Web page and app entries>
· · ·
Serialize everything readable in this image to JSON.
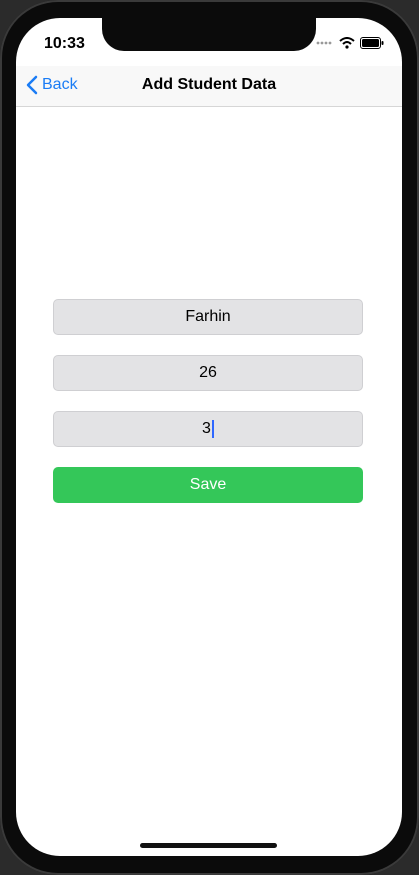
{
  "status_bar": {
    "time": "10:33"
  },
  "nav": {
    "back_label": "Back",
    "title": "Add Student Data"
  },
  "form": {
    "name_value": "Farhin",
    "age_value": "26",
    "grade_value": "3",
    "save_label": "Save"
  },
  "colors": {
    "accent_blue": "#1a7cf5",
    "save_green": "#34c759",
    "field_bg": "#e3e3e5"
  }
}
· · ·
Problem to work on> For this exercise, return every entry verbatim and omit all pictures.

Answer to this task>
Serialize everything readable in this image to JSON.
{
  "status_bar": {
    "time": "10:33"
  },
  "nav": {
    "back_label": "Back",
    "title": "Add Student Data"
  },
  "form": {
    "name_value": "Farhin",
    "age_value": "26",
    "grade_value": "3",
    "save_label": "Save"
  },
  "colors": {
    "accent_blue": "#1a7cf5",
    "save_green": "#34c759",
    "field_bg": "#e3e3e5"
  }
}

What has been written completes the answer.